The Knights of Columbus was founded, in part, due to the anti-Catholicism that was rampant in the United States during the 19th century and from its earliest days stood against the religious bigotry of the U.S. Know Nothing Party and the Ku Klux Klan. In the 1920s, the Knights of Columbus defended the legal rights of Catholic schools by providing the funding to the Society of Sisters of the Holy Name of Jesus and Mary in their lawsuit against the State of Oregon which resulted in a ruling defending religious freedom by the U.S. Supreme Court (Pierce v. Society of Sisters).
At the same time in Mexico, the administration of President Plutarco Calles instituted several anti-Catholic laws and regulations. In response to these policies, Catholic Mexicans and their allies fought back against the government. The intervening Cristero War saw the martyrdom of many Catholics in Mexico, including several Knights of Columbus. The Order worked in the United States to promote awareness of the conflict, and the unjust laws, through a $1 million publicity campaign (approximately $13.5 million in 2021 dollars) and through direct pressure on U.S. President Calvin Coolidge.
In more-modern times, the Order has supported the Little Sisters of the Poor’s legal efforts in the United States to continue their ministry to the elderly poor in line with their Catholic beliefs.

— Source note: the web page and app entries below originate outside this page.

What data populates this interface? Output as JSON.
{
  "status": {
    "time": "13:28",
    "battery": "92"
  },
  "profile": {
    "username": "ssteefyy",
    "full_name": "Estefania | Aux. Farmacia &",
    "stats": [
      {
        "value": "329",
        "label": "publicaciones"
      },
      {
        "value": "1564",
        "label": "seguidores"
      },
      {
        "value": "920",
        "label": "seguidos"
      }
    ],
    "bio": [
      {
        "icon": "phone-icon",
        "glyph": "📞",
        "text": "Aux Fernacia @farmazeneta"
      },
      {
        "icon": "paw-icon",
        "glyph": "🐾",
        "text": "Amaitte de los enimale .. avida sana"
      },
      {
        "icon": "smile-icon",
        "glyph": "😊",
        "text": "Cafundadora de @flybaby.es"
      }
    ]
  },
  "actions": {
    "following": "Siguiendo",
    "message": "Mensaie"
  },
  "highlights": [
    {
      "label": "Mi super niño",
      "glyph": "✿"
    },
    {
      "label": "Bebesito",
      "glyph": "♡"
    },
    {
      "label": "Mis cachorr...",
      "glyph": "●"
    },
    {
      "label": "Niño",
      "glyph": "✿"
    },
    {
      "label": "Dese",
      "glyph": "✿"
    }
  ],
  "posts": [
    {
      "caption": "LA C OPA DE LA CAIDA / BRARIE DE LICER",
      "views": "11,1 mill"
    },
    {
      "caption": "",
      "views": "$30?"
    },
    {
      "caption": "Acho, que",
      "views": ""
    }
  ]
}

The Knights of Columbus continues to advocate for a robust-understanding of religious freedom as described by the Second Vatican Council in Dignitatis Humanae, and in documents such as the U.S. Constitution’s Bill of Rights, the Canadian Charter of Rights and Freedoms, and the United Nations’ Universal Declaration of Human Rights (among many others).
The Knights of Columbus’ effort on behalf of religious freedom is not limited to the jurisdictions where it has an active presence. Following the rise of the Islamic State of Iraq and Syria (ISIS), and their subsequent brutal attacks on Christian, Yazidi, and other minority communities in the Middle East, the Knights of Columbus began a months-long campaign to raise awareness of these atrocities and advocate for government intervention.
These efforts included the successful, unanimous passage of two resolutions in the U.S. Congress calling these actions genocide, and the development of a nearly-300-page report making the legal case for genocide and detailing the atrocities committed by ISIS. In March 2016, then-U.S. Secretary of State John F. Kerry declared that ISIS was committing genocide against the ancient Christian communities in Iraq and Syria. Since then, the Order has worked with presidential administrations of both parties to support these communities.
In addition to advocacy and legal efforts, the Knights of Columbus has also engaged in an important humanitarian mission in the Middle East. Through the Christian Refugee Relief Fund, Knights of Columbus members and councils have raised nearly $30 million to support efforts such as the construction of McGivney House in Irbil to house internally displaced refugees and the rebuilding of towns, like Qaraqosh, that were devastated by ISIS.
Genocide Against Christians in the Middle East report
Resolution: In Defense of Religious Liberty
Resolution: In Solidarity with Persecuted Christians in the Middle East
Resolution: In Solidarity with Persecuted Christians in Africa and East Asia
Program: Christian Refugee Relief Fund
News: Christian Refugee Relief Efforts
News: Pope Francis Iraq Mass
News: 8 Ways the Knights of Columbus Defended Religious Liberty